One of the most important concepts on the GMAT quant section is the notion of factors. Because there is no calculator on the exam, the multiplications and divisions tend to heed integer numbers. Dividing 100 by 2 might be trivial, but dividing 1100 by 22 might hinge on your recognition of the common factor of 11 to avoid tedious and time-consuming calculations.
One important aspect worth mentioning about factors is that prime factors are the best way to describe any number. As an example, 100 can be factored out to be 10×10, or it could be factored out to be 4×25. Or 2×50, or 2x2x5x5. Which factoring is correct? In a way, they all are. (In another, more accurate, way, 2x2x5x5 is correct). Why would you pick 2^2 x 5^2? Because it’s only prime numbers. Primes provide the easiest way to designate the number and will be consistent for all numbers independently of factoring method. This is akin to saying 2+2 is 4 and not 8/2 or 1024/256. Sure the other answers are technically correct but they are somewhat arbitrary and borderline deceiving.
A common way of testing factors on the GMAT is by giving abstract numbers and asking how they can be divided. As an example, consider for the following GMAT question:
What is the greatest power that 5 can be raised to so that the resulting number is a factor of 15!
Looking at 15! (pronounced 15 factorial, not 15 emphatically entering the room), we probably won’t spend the time on test day to calculate that it can be rewritten as 1,307,674,368,000. However I already knew that it would have to end in exactly three 0’s. Why? Because 0 is only formed by multiplying 2 by 5. Thus every zero will indicate the presence of both a 5 and 2. The three 0’s (like the three tenors, but less successful) are the result of multiplying 2’s and 5’s in the prime factors of these numbers. Unsurprisingly, there will be a lot of 2’s in this product, but only a handful of 5’s.
How many 5’s exactly? Well 5 is a prime number, so it won’t be formed by the product of two different factors. It will only appear in numbers that have a five in them, or the numbers that end in 5 or 0. In 15! there are three numbers that will have a 5 in them: 5, 10 and 15. Thus we know that this number is the product of 5^3 as well as several other prime numbers.
Solving this problem does not require us to take the full prime factorization of 15x14x13x12x11x10x9x8x7x6x5x4x3x2x1, but you certainly could do it if you wanted to. The answer is 211 x 36 x 53 x 72 x 111 x 131. (Fun fact, this number will have exactly 4032 factors… collect them all!). The only number we are interested in is that 53, which means that we can raise 5 to the third power and still get a factor of 15 factorial. Thus, 54 will not qualify. Answer choice B is correct.
If that made sense, let’s look at a similar problem with another classic GMAT hook.
If m is the product of all integers from 1 to 40, inclusive, what is the greatest integer p for which 10^p is a factor of m?
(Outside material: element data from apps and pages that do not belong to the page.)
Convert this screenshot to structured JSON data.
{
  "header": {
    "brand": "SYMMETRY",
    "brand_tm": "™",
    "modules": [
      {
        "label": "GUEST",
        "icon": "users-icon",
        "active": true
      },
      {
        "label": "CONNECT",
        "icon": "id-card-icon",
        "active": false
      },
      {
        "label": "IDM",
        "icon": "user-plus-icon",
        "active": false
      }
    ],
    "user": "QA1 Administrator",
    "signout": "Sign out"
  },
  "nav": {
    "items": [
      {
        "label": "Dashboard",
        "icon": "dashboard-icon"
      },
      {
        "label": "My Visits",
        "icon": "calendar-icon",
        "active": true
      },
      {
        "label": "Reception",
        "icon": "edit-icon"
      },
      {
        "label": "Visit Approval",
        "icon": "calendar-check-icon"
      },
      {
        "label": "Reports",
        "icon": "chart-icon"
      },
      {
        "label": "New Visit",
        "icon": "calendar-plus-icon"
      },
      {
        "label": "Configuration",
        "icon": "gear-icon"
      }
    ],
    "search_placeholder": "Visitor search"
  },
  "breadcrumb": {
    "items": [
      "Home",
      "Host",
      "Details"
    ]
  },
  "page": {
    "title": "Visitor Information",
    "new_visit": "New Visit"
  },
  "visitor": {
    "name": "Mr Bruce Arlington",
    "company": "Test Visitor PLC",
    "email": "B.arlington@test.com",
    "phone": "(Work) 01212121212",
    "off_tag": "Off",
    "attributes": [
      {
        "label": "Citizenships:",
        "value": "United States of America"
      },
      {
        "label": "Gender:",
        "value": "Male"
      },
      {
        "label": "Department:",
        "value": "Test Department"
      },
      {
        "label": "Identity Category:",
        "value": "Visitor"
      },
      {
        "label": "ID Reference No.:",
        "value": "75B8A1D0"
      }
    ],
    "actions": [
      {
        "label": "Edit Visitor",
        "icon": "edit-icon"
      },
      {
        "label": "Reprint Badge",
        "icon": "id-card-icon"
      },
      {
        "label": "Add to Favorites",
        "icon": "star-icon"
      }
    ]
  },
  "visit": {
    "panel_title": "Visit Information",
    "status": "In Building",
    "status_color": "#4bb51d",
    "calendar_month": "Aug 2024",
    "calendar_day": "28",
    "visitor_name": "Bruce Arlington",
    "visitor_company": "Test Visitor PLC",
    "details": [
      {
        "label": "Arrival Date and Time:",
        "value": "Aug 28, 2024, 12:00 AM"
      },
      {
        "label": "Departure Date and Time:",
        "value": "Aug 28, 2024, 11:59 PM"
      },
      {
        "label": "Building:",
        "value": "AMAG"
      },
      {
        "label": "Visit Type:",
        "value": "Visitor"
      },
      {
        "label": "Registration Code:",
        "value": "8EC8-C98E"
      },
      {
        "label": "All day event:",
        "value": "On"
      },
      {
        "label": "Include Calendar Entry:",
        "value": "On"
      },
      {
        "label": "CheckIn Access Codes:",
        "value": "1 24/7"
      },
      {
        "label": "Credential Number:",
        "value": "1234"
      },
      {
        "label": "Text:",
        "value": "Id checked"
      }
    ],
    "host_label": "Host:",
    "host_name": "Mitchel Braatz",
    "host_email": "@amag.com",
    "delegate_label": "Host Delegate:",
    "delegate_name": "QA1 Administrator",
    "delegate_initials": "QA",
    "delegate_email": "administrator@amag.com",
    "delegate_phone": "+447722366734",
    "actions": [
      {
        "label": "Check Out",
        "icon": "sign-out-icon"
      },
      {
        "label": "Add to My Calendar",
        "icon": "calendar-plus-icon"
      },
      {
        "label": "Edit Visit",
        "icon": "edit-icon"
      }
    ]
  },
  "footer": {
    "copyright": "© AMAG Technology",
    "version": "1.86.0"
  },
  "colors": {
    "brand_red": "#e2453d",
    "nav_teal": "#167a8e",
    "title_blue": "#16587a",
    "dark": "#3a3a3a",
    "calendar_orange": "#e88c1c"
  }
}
If you understood the explanation above, you’ll realize that 10p means how many 2×5’s will be present in this product. The 2’s won’t be the limiting factors (just 32x16x8 gives us more 2’s than any of the answer choices are offering). The number of 5’s will therefore limit the number of 0’s the product will end with. How many 5’s are there in 40! (a number so long writing it out here seems silly). Well which numbers end with 5 or 0? 5, 10, 15, 20, 25, 30, 35 and 40.
These are the eight numbers that have 5 as a factor. This looks like answer choice C. In fact, the majority of people who see this question instinctively gravitate towards C. Much like a traveler parched in the desert, the C is a mirage. (*cough*). These eight numbers are undoubtedly the only ones with 5 as a factor, but one of them is still deceptive. The number 25 actually contains two of them. (Much like the Van Damn Classic film Double Impact). The total number of 5’s among the factors will actually be 9, and not 8. The correct answer is thus D.
Even if you don’t encounter a question that explicitly asks you for factors on the GMAT, the ability to break down numbers into their prime components is a huge advantage on test day. Being at ease with factoring can provide you the answer on certain questions and help you save time on others. In your journey to maximize your GMAT grade, your proficiency with this skill may very well prove to be your X-factor.
Ron Awad is a GMAT instructor for Veritas Prep based in Montreal, bringing you weekly advice for success on your exam. After graduating from McGill and receiving his MBA from Concordia, Ron started teaching GMAT prep and his Veritas Prep students have given him rave reviews ever since.